5 The Eastern EmpireAs Western Europe succumbed to the Germanic invasions, imperial power shifted to the Byzantine Empire (the eastern part of the Roman Empire).
6 ConstantinopleConstantinople became the sole capitol of the empire and remained so until the successful revival of the western empire in the 8th century by Charlemagne.
7 The Reign of JustinianThe height of the first period of Byzantine history ( ) was the reign of Emperor Justinian (r ) and his wife Empress Theodora (d. 548)
8 The Imperial Goal: Unity The imperial goal in the East was to centralize government and impose legal and doctrinal conformity.One God One Empire One Religion
9 1st Method: Law Composition of the Justinian Code, 534 CE 1)Codex/ Code of existing Roman laws2)Digest/Pandects A guide for judgesSummary of common law3)The Institutes Introduction to lawand the Code intended for law students
10 2nd Method: ReligionReligion as well as law served imperial centralization. In 380, Christianity had been proclaimed the official religion of the eastern empire. Now all other religions were considered “demented and insane.”
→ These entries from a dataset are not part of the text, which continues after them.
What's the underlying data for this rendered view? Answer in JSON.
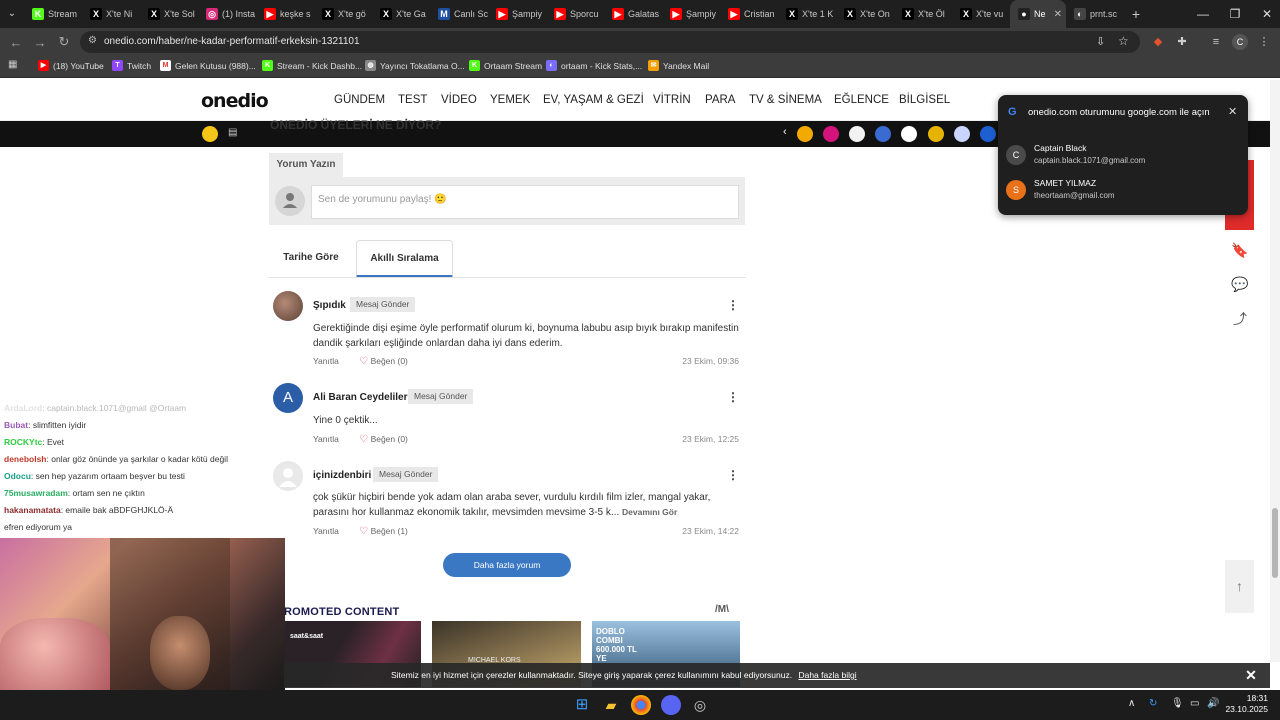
{
  "browser": {
    "tabs": [
      {
        "label": "Stream",
        "color": "#53fc18",
        "glyph": "K"
      },
      {
        "label": "X'te Ni",
        "color": "#000000",
        "glyph": "X"
      },
      {
        "label": "X'te Sol",
        "color": "#000000",
        "glyph": "X"
      },
      {
        "label": "(1) Insta",
        "color": "#d62976",
        "glyph": "◎"
      },
      {
        "label": "keşke s",
        "color": "#ff0000",
        "glyph": "▶"
      },
      {
        "label": "X'te gö",
        "color": "#000000",
        "glyph": "X"
      },
      {
        "label": "X'te Ga",
        "color": "#000000",
        "glyph": "X"
      },
      {
        "label": "Canlı Sc",
        "color": "#1e4fa1",
        "glyph": "M"
      },
      {
        "label": "Şampiy",
        "color": "#ff0000",
        "glyph": "▶"
      },
      {
        "label": "Sporcu",
        "color": "#ff0000",
        "glyph": "▶"
      },
      {
        "label": "Galatas",
        "color": "#ff0000",
        "glyph": "▶"
      },
      {
        "label": "Şampiy",
        "color": "#ff0000",
        "glyph": "▶"
      },
      {
        "label": "Cristian",
        "color": "#ff0000",
        "glyph": "▶"
      },
      {
        "label": "X'te 1 K",
        "color": "#000000",
        "glyph": "X"
      },
      {
        "label": "X'te On",
        "color": "#000000",
        "glyph": "X"
      },
      {
        "label": "X'te Öl",
        "color": "#000000",
        "glyph": "X"
      },
      {
        "label": "X'te vu",
        "color": "#000000",
        "glyph": "X"
      },
      {
        "label": "Ne",
        "color": "#222222",
        "glyph": "●",
        "active": true
      },
      {
        "label": "prnt.sc",
        "color": "#444444",
        "glyph": "◐"
      }
    ],
    "url": "onedio.com/haber/ne-kadar-performatif-erkeksin-1321101",
    "bookmarks": [
      {
        "label": "(18) YouTube",
        "color": "#ff0000",
        "glyph": "▶"
      },
      {
        "label": "Twitch",
        "color": "#9146ff",
        "glyph": "T"
      },
      {
        "label": "Gelen Kutusu (988)...",
        "color": "#ffffff",
        "glyph": "M"
      },
      {
        "label": "Stream - Kick Dashb...",
        "color": "#53fc18",
        "glyph": "K"
      },
      {
        "label": "Yayıncı Tokatlama O...",
        "color": "#888888",
        "glyph": "◍"
      },
      {
        "label": "Ortaam Stream",
        "color": "#53fc18",
        "glyph": "K"
      },
      {
        "label": "ortaam - Kick Stats,...",
        "color": "#7a6cff",
        "glyph": "◐"
      },
      {
        "label": "Yandex Mail",
        "color": "#f4a000",
        "glyph": "✉"
      }
    ]
  },
  "site": {
    "logo": "onedio",
    "nav": [
      "GÜNDEM",
      "TEST",
      "VİDEO",
      "YEMEK",
      "EV, YAŞAM & GEZİ",
      "VİTRİN",
      "PARA",
      "TV & SİNEMA",
      "EĞLENCE",
      "BİLGİSEL"
    ],
    "subbar_heading": "ONEDİO ÜYELERİ NE DİYOR?"
  },
  "comments_section": {
    "write_tab": "Yorum Yazın",
    "input_placeholder": "Sen de yorumunu paylaş! 🙂",
    "sort_tabs": [
      "Tarihe Göre",
      "Akıllı Sıralama"
    ],
    "active_sort": "Akıllı Sıralama",
    "message_button": "Mesaj Gönder",
    "reply_label": "Yanıtla",
    "comments": [
      {
        "author": "Şıpıdık",
        "avatar_color": "#8a6a5a",
        "avatar_letter": "",
        "text": "Gerektiğinde dişi eşime öyle performatif olurum ki, boynuma labubu asıp bıyık bırakıp manifestin dandik şarkıları eşliğinde onlardan daha iyi dans ederim.",
        "likes": "Beğen (0)",
        "date": "23 Ekim, 09:36"
      },
      {
        "author": "Ali Baran Ceydeliler",
        "avatar_color": "#2b5ea6",
        "avatar_letter": "A",
        "text": "Yine 0 çektik...",
        "likes": "Beğen (0)",
        "date": "23 Ekim, 12:25"
      },
      {
        "author": "içinizdenbiri",
        "avatar_color": "#e5e5e5",
        "avatar_letter": "",
        "text": "çok şükür hiçbiri bende yok adam olan araba sever, vurdulu kırdılı film izler, mangal yakar, parasını hor kullanmaz ekonomik takılır, mevsimden mevsime 3-5 k...",
        "more": "Devamını Gör",
        "likes": "Beğen (1)",
        "date": "23 Ekim, 14:22"
      }
    ],
    "more_button": "Daha fazla yorum"
  },
  "promoted": {
    "heading": "ROMOTED CONTENT",
    "logo": "/M\\",
    "items": [
      {
        "label": "saat&saat",
        "color": "#2a2226"
      },
      {
        "label": "MICHAEL KORS",
        "color": "#6b5a3e"
      },
      {
        "label": "DOBLO COMBI 600.000 TL YE",
        "color": "#2e5b8a"
      }
    ]
  },
  "google_popup": {
    "title": "onedio.com oturumunu google.com ile açın",
    "accounts": [
      {
        "name": "Captain Black",
        "email": "captain.black.1071@gmail.com",
        "initial": "C",
        "color": "#4a4a4a"
      },
      {
        "name": "SAMET YILMAZ",
        "email": "theortaam@gmail.com",
        "initial": "S",
        "color": "#e8711a"
      }
    ]
  },
  "stream_chat": [
    {
      "user": "ArdaLord",
      "msg": ": captain.black.1071@gmail @Ortaam",
      "color": "#aaaaaa",
      "faded": true
    },
    {
      "user": "Bubat",
      "msg": ": slimfitten iyidir",
      "color": "#9b59b6"
    },
    {
      "user": "ROCKYtc",
      "msg": ": Evet",
      "color": "#2ecc40"
    },
    {
      "user": "denebolsh",
      "msg": ": onlar göz önünde ya şarkılar o kadar kötü değil",
      "color": "#c0392b"
    },
    {
      "user": "Odocu",
      "msg": ": sen hep yazarım ortaam beşver bu testi",
      "color": "#16a085"
    },
    {
      "user": "75musawradam",
      "msg": ": ortam sen ne çıktın",
      "color": "#27ae60"
    },
    {
      "user": "hakanamatata",
      "msg": ": emaile bak aBDFGHJKLÖ-Ä",
      "color": "#8e2d2d"
    },
    {
      "user": "",
      "msg": "efren ediyorum ya",
      "color": "#333333"
    }
  ],
  "cookie": {
    "text": "Sitemiz en iyi hizmet için çerezler kullanmaktadır. Siteye giriş yaparak çerez kullanımını kabul ediyorsunuz.",
    "link": "Daha fazla bilgi"
  },
  "taskbar": {
    "time": "18:31",
    "date": "23.10.2025"
  }
}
11 Increase in Church Wealth Between the 4th and 6th centuries, the patriarchs of Constantinople, Alexandria, Antioch, and Jerusalem acquired enormous wealth in the form of land and gold.
12 Increase in ClergyThe prestige and comfort that the clergy enjoyed swelled the ranks of the clergy in the Eastern Church.
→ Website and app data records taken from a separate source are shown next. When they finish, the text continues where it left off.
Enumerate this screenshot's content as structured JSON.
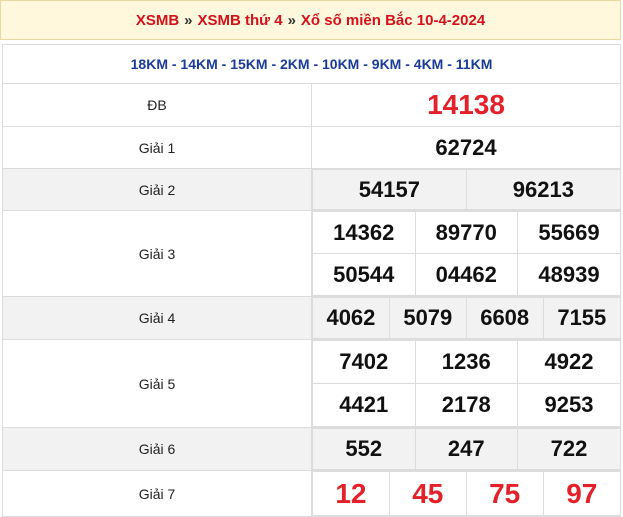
{
  "header": {
    "crumb1": "XSMB",
    "sep1": "»",
    "crumb2": "XSMB thứ 4",
    "sep2": "»",
    "crumb3": "Xổ số miền Bắc 10-4-2024"
  },
  "codes": "18KM - 14KM - 15KM - 2KM - 10KM - 9KM - 4KM - 11KM",
  "rows": {
    "db": {
      "label": "ĐB",
      "values": [
        "14138"
      ]
    },
    "g1": {
      "label": "Giải 1",
      "values": [
        "62724"
      ]
    },
    "g2": {
      "label": "Giải 2",
      "values": [
        "54157",
        "96213"
      ]
    },
    "g3": {
      "label": "Giải 3",
      "values": [
        "14362",
        "89770",
        "55669",
        "50544",
        "04462",
        "48939"
      ]
    },
    "g4": {
      "label": "Giải 4",
      "values": [
        "4062",
        "5079",
        "6608",
        "7155"
      ]
    },
    "g5": {
      "label": "Giải 5",
      "values": [
        "7402",
        "1236",
        "4922",
        "4421",
        "2178",
        "9253"
      ]
    },
    "g6": {
      "label": "Giải 6",
      "values": [
        "552",
        "247",
        "722"
      ]
    },
    "g7": {
      "label": "Giải 7",
      "values": [
        "12",
        "45",
        "75",
        "97"
      ]
    }
  },
  "colors": {
    "accent_red": "#e3212a",
    "code_blue": "#1a3b9a",
    "header_bg": "#fff8dc"
  }
}
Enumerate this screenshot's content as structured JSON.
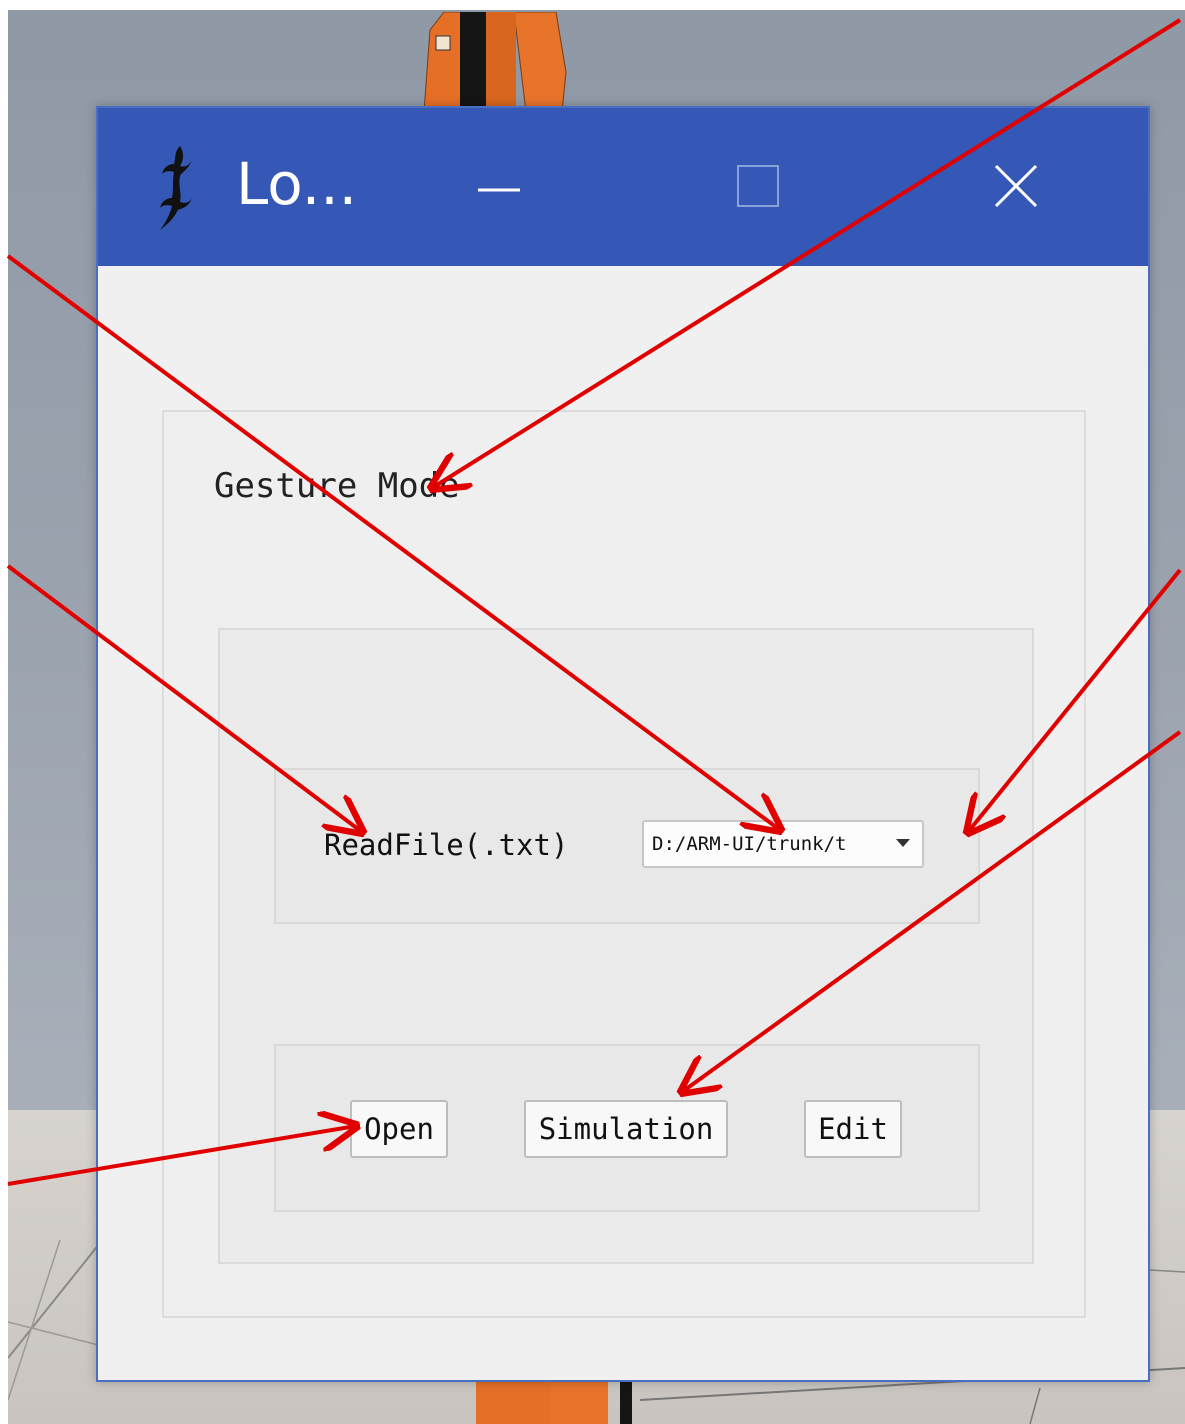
{
  "window": {
    "title": "Lo...",
    "minimize_glyph": "—",
    "maximize_glyph": "□",
    "close_glyph": "✕"
  },
  "group": {
    "label": "Gesture Mode"
  },
  "file_row": {
    "label": "ReadFile(.txt)",
    "path_value": "D:/ARM-UI/trunk/t"
  },
  "actions": {
    "open_label": "Open",
    "simulation_label": "Simulation",
    "edit_label": "Edit"
  },
  "icons": {
    "app_icon": "gecko-icon",
    "minimize": "minimize-icon",
    "maximize": "maximize-icon",
    "close": "close-icon",
    "dropdown": "chevron-down-icon"
  },
  "colors": {
    "titlebar": "#3557b5",
    "window_bg": "#f0f0f0",
    "annotation_arrow": "#e00000",
    "robot_arm": "#e8722a"
  }
}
13 Independent ThinkingIdeas thought to be heresies by the Roman Catholic Church received imperial support:Iconoclasm forbid the use of images (icons) because it led to idolatry.
14 The Iconoclastic Controversy The Iconoclastic Controversy, a movement that denied the holiness of religious images, devastated much of the empire for over a hundred years.During the eighth and early ninth centuries the use of such images was prohibited, but icons were restored by 843.
15 3rd Method: Strong Cities During Justinian’s reign, the empire’s strength was its more than 1,500 cities. The largest with 350,000 inhabitants, was Constantinople, the cultural crossroads of Asian and European civilizations.
16 "Not since the world was made was there "Not since the world was made was there so much wealth as was found in Constantinople. For the Greeks say that two-thirds of the wealth of this world is in Constantinople and the other third scattered throughout the world."--Robert of Clari, a French crusader who witnessed the pillage of the city in 1204, describing Constantinople.
17 Loyal Governors and Bishops Between the 4th and 5th centuries, councils were made up of local wealthy landowners, who were not necessarily loyal to the emperor. By the 6th century, special governors and bishops replaced the councils and proved to be more loyal to the emperor.
18 Extensive Building Plans Justinian was an ambitious builder. His greatest monument was the magnificent domed church of Hagia Sophia (Holy Wisdom), which was constructed in just five years (53237).
19 The Empire at Its Height The empire was at its height In 565, during Justinian’s reign. It included most of the lands surrounding the Mediterranean Sea.
20 Decline in the 7th Century In the seventh century the empire lost Syria, the Holy Land, Egypt, and North Africa to invading Islamic armies.
22 Recovery of TerritoryThe Byzantines called upon the European states to push back the Muslim conquerors. The European states complied, successfully pushed back the Seljuks, returned territory to the Byzantines, and carved out kingdoms of their own in Syria and Palestine.
23 The Fall of Constantinople in 1204, the Crusaders attacked, conquered, and pillaged the city of Constantinople, a goal that the Muslims had been trying achieve for centuries
24 Conquered by the Ottoman Turks In 1453, the city was finally and permanently conquered by the Ottoman Turks and renamed Istanbul. Byzantine culture, law, and administration came to its final end.
25 Contribution to Western Civilization Throughout the early Middle Ages, the Byzantine Empire remained a protective barrier between western Europe and hostile Persian, Arab, and Turkish armies.The Byzantines were also a major conduit of classical learning and science into the West down to the Renaissance. While western Europeans were fumbling to create a culture of their own, the cities of the Byzantine Empire provided them a model of a civilized society.